miro clausit ordine [D].
In supremae nocte coenae [D]
recumbens cum fratribus [E]
observata lege plene [D]
cibis in legalibus [E],
cibum turbae duodenae [D]
se dat suis manibus [E].
Verbum caro, panem verum [B]
verbo carnem efficit [F]:
fitque sanguis Christi merum [B],
et si sensus deficit [F],
ad firmandum cor sincerum [B]
sola fides sufficit [F].
Tantum ergo Sacramentum [B]
veneremur cernui [A*]:
et antiquum documentum [B]
novo cedat ritui [A*]:
praestet fides supplementum [B]
sensuum defectui [A*].
Genitori, Genitoque [D*]
laus et jubilatio [G],
salus, honor, virtus quoque [D*]
sit et benedictio [G]:

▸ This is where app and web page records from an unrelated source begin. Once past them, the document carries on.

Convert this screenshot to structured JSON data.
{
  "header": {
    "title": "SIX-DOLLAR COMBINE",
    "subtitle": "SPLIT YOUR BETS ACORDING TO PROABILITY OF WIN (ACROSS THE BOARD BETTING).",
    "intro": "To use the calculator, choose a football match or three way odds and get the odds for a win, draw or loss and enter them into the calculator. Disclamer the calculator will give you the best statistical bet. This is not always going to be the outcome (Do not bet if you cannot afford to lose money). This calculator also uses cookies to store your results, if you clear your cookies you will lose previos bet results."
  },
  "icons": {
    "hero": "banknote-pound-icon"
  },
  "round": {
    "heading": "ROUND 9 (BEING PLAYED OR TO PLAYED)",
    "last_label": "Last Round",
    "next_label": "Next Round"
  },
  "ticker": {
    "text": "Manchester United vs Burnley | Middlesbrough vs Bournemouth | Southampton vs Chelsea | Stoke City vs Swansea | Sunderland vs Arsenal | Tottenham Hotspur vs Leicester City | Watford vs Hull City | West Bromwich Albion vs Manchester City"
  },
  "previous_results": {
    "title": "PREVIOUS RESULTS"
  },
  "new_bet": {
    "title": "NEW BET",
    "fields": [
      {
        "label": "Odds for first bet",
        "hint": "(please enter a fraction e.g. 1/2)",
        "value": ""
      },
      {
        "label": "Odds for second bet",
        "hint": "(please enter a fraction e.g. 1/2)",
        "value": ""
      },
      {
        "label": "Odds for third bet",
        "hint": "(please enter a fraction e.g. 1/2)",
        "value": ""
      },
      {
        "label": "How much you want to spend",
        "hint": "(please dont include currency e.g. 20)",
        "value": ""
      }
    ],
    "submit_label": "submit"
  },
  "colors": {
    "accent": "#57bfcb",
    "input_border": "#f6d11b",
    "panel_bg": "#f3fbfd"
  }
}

Procedenti ab utroque [D*]
compar sit laudatio [G].
Arguably, I am being too generous with the Latin by grouping technically distinct sounds under the same phonetic-letter, but, for one thing, Latin is a famously assonant language, so I don't think I'm violating the "phonetic sense" by which "Pange Lingua" was composed, and, second, I was actually being magnanimous in my analysis of the English version by keeping very obliquely assonant phonemes under one heading. Clearly, the Chinese edition strives, and succeeds, to duplicate the assonance of the original Latin; indeed, it seems to have outdone it! I admit this is not a huge shock, considering how homophonic Chinese is, but it was a small breakthrough, or perhaps just a milestone, in my ongoing absorption of Chinese.
Since talk is cheap, I leave you with a fine rendition of the hymn with Latin subtitles (and on a Chinese website, no less!).